Treatment for Shin Splints In Runners Using Orthotics

Shin Splints consists in a throbbing pain in the shin bone area or tibia caused by damage to the tendon adjacent to the tibia. The consequent soreness arises in the front or inside section of the shin bone. In most cases, shin splints in athletes results from intense physical activity such as running or jumping; shin splints in athletes is a condition that can often take a long time to heal.

Shin Splints: Symptoms

Shin splint symptoms that are most common include inflammation and/or soreness around the shin area, especially after running, walking, or participating in sports activities. It is common for the pain to present itself when starting the exercise, then to diminish after warming up, then to resurface when getting into rest. It is not uncommon for shin pain to occur in people who have just started to get involved in running or walking activities.

Common Causes of Shin Splints

The most common cause of shin splints in athletes is excessive stretching of the muscles and tendons adjacent to the shin bones, which are the tibia and the fibula. Overuse of these muscles by runners and other athletes is the most common reason for this condition. Other causes for shin splints in athletes can also be due to overuse of the anterior tibialis muscle in the front of the leg, along the outside front of the shin bones.

Over pronation of the feet is often a significant contributor to shin splints in athletes. Over pronation causes internal tibial rotation and intensifies the tractional forces on the muscles and ligaments in the lower leg.

Treating Shin Splints In Runners

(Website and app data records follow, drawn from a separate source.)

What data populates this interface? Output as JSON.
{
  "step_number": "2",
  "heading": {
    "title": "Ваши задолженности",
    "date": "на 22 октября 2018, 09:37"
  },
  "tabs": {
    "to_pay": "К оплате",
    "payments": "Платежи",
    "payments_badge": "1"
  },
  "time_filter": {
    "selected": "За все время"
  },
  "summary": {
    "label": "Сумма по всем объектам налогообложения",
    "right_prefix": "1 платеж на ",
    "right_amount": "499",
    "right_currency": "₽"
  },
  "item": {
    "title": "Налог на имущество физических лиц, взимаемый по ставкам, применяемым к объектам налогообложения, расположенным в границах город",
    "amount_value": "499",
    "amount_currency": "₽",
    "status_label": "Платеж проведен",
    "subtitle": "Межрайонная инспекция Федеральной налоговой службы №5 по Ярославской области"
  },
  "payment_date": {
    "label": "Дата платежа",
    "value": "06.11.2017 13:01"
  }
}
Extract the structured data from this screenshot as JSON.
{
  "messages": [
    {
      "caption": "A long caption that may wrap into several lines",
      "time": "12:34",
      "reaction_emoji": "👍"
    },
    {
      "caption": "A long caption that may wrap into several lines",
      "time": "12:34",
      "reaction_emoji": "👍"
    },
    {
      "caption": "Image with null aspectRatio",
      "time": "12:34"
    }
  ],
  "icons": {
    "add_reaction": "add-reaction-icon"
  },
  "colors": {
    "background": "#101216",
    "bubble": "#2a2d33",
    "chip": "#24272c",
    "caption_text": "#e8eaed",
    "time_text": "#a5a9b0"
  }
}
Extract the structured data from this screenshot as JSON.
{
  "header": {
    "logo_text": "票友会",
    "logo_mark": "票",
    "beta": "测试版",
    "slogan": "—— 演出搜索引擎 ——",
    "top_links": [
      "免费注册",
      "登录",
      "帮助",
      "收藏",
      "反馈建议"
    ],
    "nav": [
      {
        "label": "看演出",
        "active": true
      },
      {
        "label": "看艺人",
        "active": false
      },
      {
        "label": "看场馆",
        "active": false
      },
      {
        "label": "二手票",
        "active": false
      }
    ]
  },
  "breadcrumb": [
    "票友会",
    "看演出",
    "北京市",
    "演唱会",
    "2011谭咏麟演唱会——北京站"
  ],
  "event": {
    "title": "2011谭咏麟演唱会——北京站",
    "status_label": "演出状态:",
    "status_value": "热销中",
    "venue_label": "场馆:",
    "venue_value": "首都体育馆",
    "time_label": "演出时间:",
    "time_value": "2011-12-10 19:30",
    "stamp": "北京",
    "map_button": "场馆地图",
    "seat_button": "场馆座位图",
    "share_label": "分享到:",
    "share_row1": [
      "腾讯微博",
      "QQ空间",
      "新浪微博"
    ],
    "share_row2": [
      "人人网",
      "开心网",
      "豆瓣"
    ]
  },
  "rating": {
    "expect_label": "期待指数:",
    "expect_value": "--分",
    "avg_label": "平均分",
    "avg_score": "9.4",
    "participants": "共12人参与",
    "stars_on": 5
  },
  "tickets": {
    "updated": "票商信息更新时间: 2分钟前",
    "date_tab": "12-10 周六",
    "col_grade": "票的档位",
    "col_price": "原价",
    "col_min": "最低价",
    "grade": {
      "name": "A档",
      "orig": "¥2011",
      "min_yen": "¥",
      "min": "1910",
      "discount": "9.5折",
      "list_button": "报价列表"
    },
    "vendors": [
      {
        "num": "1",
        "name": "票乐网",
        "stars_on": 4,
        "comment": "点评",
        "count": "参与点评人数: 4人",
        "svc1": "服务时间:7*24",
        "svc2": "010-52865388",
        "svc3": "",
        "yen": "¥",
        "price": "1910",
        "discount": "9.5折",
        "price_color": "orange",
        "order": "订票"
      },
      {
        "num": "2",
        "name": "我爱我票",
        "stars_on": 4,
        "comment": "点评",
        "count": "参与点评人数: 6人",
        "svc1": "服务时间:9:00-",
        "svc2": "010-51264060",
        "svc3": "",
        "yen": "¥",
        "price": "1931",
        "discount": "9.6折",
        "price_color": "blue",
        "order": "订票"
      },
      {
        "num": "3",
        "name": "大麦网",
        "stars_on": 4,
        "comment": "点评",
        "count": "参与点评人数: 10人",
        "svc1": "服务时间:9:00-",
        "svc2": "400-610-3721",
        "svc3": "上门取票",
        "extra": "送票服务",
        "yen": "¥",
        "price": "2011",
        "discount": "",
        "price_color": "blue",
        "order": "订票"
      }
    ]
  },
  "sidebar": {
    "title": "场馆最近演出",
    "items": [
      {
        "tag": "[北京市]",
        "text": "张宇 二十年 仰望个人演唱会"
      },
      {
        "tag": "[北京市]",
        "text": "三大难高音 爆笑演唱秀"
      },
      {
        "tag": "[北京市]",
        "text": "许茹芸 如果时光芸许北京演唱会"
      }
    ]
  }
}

For the immediate term, it is recommended that the individual rests to help alleviate shin splints in athletes. Running and other strenuous activities should be minimized until the condition is under control. Shin splints can frequently be prevented by going through a warm-up period before strong physical activity. It is of utmost importance for runners and athletes to gradually build up their level of activity, and always go through a proper warm-up before sudden or intense exercise. Changing your running style to eliminate overstriding and avoiding heavy heel strike can also reduce shin pain in the long term.

Using adequate footwear is also a good way to prevent and reduce the pain associated with shin splints, especially for runners who use a heavy heel strike. Running shoes with proper rear foot stability should be used whenever possible. Additionally, orthotics for sports shoes are useful by helping to correct excessive pronation and providing heel cushioning, thus reducing the impact while providing heel stability.

Runners and other athletes need to constantly engage in proper foot care in order to stay in top performance shape.